Report each line of the records below that uses the word "value".

=== Begin Enclosure ===

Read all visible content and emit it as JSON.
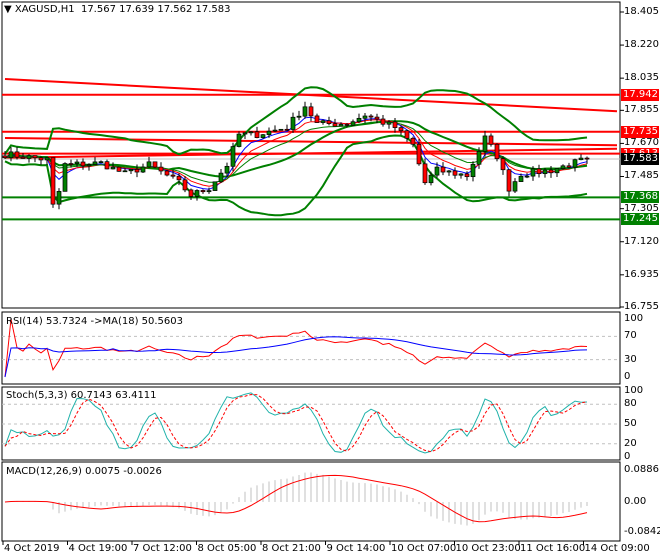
{
  "header": {
    "symbol": "XAGUSD,H1",
    "open": "17.567",
    "high": "17.639",
    "low": "17.562",
    "close": "17.583"
  },
  "colors": {
    "bull": "#008000",
    "bear": "#ff0000",
    "resistance": "#ff0000",
    "support": "#008000",
    "bands": "#008000",
    "ma_fast": "#0000ff",
    "ma_mid": "#ff0000",
    "ma_slow": "#008000",
    "rsi": "#ff0000",
    "rsi_ma": "#0000ff",
    "stoch_main": "#20b2aa",
    "stoch_signal": "#ff0000",
    "macd_hist": "#c0c0c0",
    "macd_signal": "#ff0000"
  },
  "price_axis": [
    "18.405",
    "18.220",
    "18.035",
    "17.855",
    "17.670",
    "17.485",
    "17.305",
    "17.120",
    "16.935",
    "16.755"
  ],
  "price_tags": [
    {
      "value": "17.942",
      "type": "resistance"
    },
    {
      "value": "17.735",
      "type": "resistance"
    },
    {
      "value": "17.613",
      "type": "resistance"
    },
    {
      "value": "17.583",
      "type": "current"
    },
    {
      "value": "17.368",
      "type": "support"
    },
    {
      "value": "17.245",
      "type": "support"
    }
  ],
  "time_axis": [
    "4 Oct 2019",
    "4 Oct 19:00",
    "7 Oct 12:00",
    "8 Oct 05:00",
    "8 Oct 21:00",
    "9 Oct 14:00",
    "10 Oct 07:00",
    "10 Oct 23:00",
    "11 Oct 16:00",
    "14 Oct 09:00"
  ],
  "rsi": {
    "label": "RSI(14) 53.7324  ->MA(18) 50.5603",
    "levels": [
      "100",
      "70",
      "30",
      "0"
    ]
  },
  "stoch": {
    "label": "Stoch(5,3,3) 60.7143 63.4111",
    "levels": [
      "100",
      "80",
      "50",
      "20",
      "0"
    ]
  },
  "macd": {
    "label": "MACD(12,26,9) 0.0075 -0.0026",
    "levels": [
      "0.0886",
      "0.00",
      "-0.0842"
    ]
  },
  "chart_data": {
    "type": "candlestick",
    "title": "XAGUSD,H1",
    "ylim": [
      16.755,
      18.405
    ],
    "bars": 98,
    "close_keypoints": [
      [
        0,
        17.61
      ],
      [
        7,
        17.58
      ],
      [
        8,
        17.32
      ],
      [
        9,
        17.4
      ],
      [
        10,
        17.55
      ],
      [
        16,
        17.56
      ],
      [
        20,
        17.5
      ],
      [
        24,
        17.55
      ],
      [
        29,
        17.45
      ],
      [
        31,
        17.38
      ],
      [
        34,
        17.42
      ],
      [
        37,
        17.55
      ],
      [
        39,
        17.72
      ],
      [
        42,
        17.72
      ],
      [
        47,
        17.76
      ],
      [
        50,
        17.88
      ],
      [
        52,
        17.78
      ],
      [
        57,
        17.78
      ],
      [
        60,
        17.83
      ],
      [
        65,
        17.76
      ],
      [
        68,
        17.66
      ],
      [
        70,
        17.45
      ],
      [
        72,
        17.52
      ],
      [
        77,
        17.49
      ],
      [
        80,
        17.7
      ],
      [
        82,
        17.6
      ],
      [
        84,
        17.42
      ],
      [
        86,
        17.5
      ],
      [
        91,
        17.52
      ],
      [
        97,
        17.583
      ]
    ],
    "horizontal_levels": [
      17.942,
      17.735,
      17.613,
      17.368,
      17.245
    ],
    "trendlines": [
      [
        [
          0,
          18.03
        ],
        [
          102,
          17.85
        ]
      ],
      [
        [
          0,
          17.7
        ],
        [
          102,
          17.66
        ]
      ],
      [
        [
          0,
          17.59
        ],
        [
          102,
          17.64
        ]
      ]
    ],
    "current_price": 17.583,
    "indicators": [
      "Bollinger Bands",
      "Moving Averages",
      "RSI(14)",
      "Stochastic(5,3,3)",
      "MACD(12,26,9)"
    ]
  }
}
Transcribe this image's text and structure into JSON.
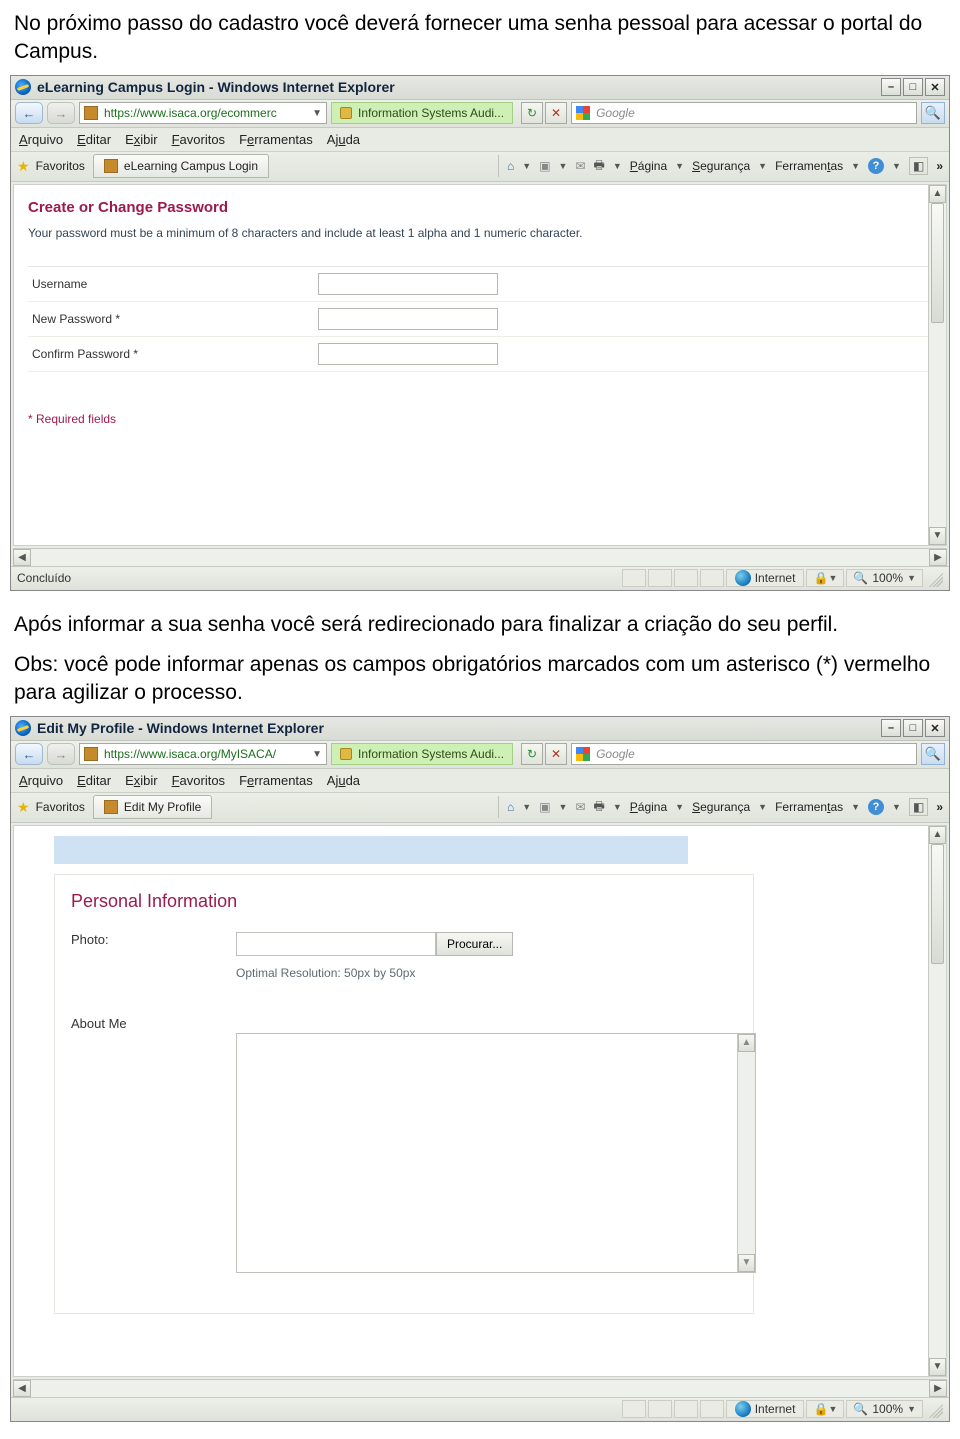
{
  "doc": {
    "para1": "No próximo passo do cadastro você deverá fornecer uma senha pessoal para acessar o portal do Campus.",
    "para2": "Após informar a sua senha você será redirecionado para finalizar a criação do seu perfil.",
    "para3": "Obs: você pode informar apenas os campos obrigatórios marcados com um asterisco (*) vermelho para agilizar o processo."
  },
  "win1": {
    "title": "eLearning Campus Login - Windows Internet Explorer",
    "url": "https://www.isaca.org/ecommerc",
    "siteBadge": "Information Systems Audi...",
    "searchPlaceholder": "Google",
    "menu": {
      "arquivo": "Arquivo",
      "editar": "Editar",
      "exibir": "Exibir",
      "favoritos": "Favoritos",
      "ferramentas": "Ferramentas",
      "ajuda": "Ajuda"
    },
    "favLabel": "Favoritos",
    "tabLabel": "eLearning Campus Login",
    "tools": {
      "pagina": "Página",
      "seguranca": "Segurança",
      "ferramentas": "Ferramentas"
    },
    "page": {
      "heading": "Create or Change Password",
      "desc": "Your password must be a minimum of 8 characters and include at least 1 alpha and 1 numeric character.",
      "fields": {
        "username": "Username",
        "newpass": "New Password *",
        "confirm": "Confirm Password *"
      },
      "required": "* Required fields"
    },
    "status": {
      "done": "Concluído",
      "zone": "Internet",
      "zoom": "100%"
    }
  },
  "win2": {
    "title": "Edit My Profile - Windows Internet Explorer",
    "url": "https://www.isaca.org/MyISACA/",
    "siteBadge": "Information Systems Audi...",
    "searchPlaceholder": "Google",
    "menu": {
      "arquivo": "Arquivo",
      "editar": "Editar",
      "exibir": "Exibir",
      "favoritos": "Favoritos",
      "ferramentas": "Ferramentas",
      "ajuda": "Ajuda"
    },
    "favLabel": "Favoritos",
    "tabLabel": "Edit My Profile",
    "tools": {
      "pagina": "Página",
      "seguranca": "Segurança",
      "ferramentas": "Ferramentas"
    },
    "page": {
      "heading": "Personal Information",
      "photoLabel": "Photo:",
      "browse": "Procurar...",
      "optRes": "Optimal Resolution: 50px by 50px",
      "aboutLabel": "About Me"
    },
    "status": {
      "zone": "Internet",
      "zoom": "100%"
    }
  }
}
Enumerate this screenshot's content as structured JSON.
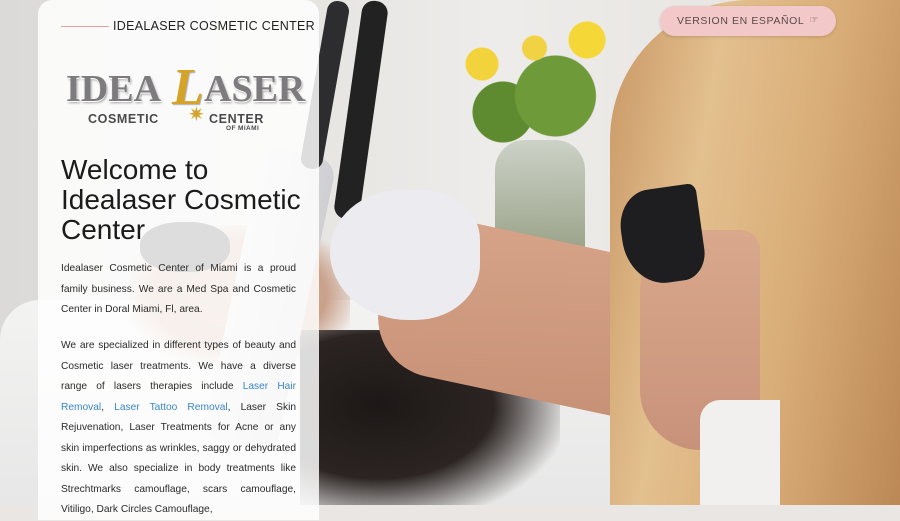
{
  "header": {
    "center_name": "IDEALASER COSMETIC CENTER",
    "language_button": "VERSION EN ESPAÑOL",
    "language_icon": "hand-pointer-icon"
  },
  "logo": {
    "idea": "IDEA",
    "l": "L",
    "aser": "ASER",
    "cosmetic": "COSMETIC",
    "center": "CENTER",
    "of_miami": "OF MIAMI",
    "accent_color": "#d4a327",
    "text_color": "#7d7b7d"
  },
  "main": {
    "heading": "Welcome to Idealaser Cosmetic Center",
    "paragraph1": "Idealaser Cosmetic Center of Miami is a proud family business. We are a Med Spa and Cosmetic Center in Doral Miami, Fl, area.",
    "paragraph2": {
      "text_a": "We are specialized in different types of beauty and Cosmetic laser treatments. We have a diverse range of lasers therapies include ",
      "link_hair": "Laser Hair Removal",
      "sep": ", ",
      "link_tattoo": "Laser Tattoo Removal",
      "text_b": ", Laser Skin Rejuvenation, Laser Treatments for Acne or any skin imperfections as wrinkles, saggy or dehydrated skin. We also specialize in body treatments like Strechtmarks camouflage, scars camouflage, Vitiligo, Dark Circles Camouflage,"
    }
  },
  "colors": {
    "button_bg": "#f3c8c9",
    "link": "#3a86c8",
    "rule": "#e7a0a2"
  }
}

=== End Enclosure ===

**WRITTEN RESPONSE:**
      "value": "17.942",
      "value": "17.735",
      "value": "17.613",
      "value": "17.583",
      "value": "17.368",
      "value": "17.245",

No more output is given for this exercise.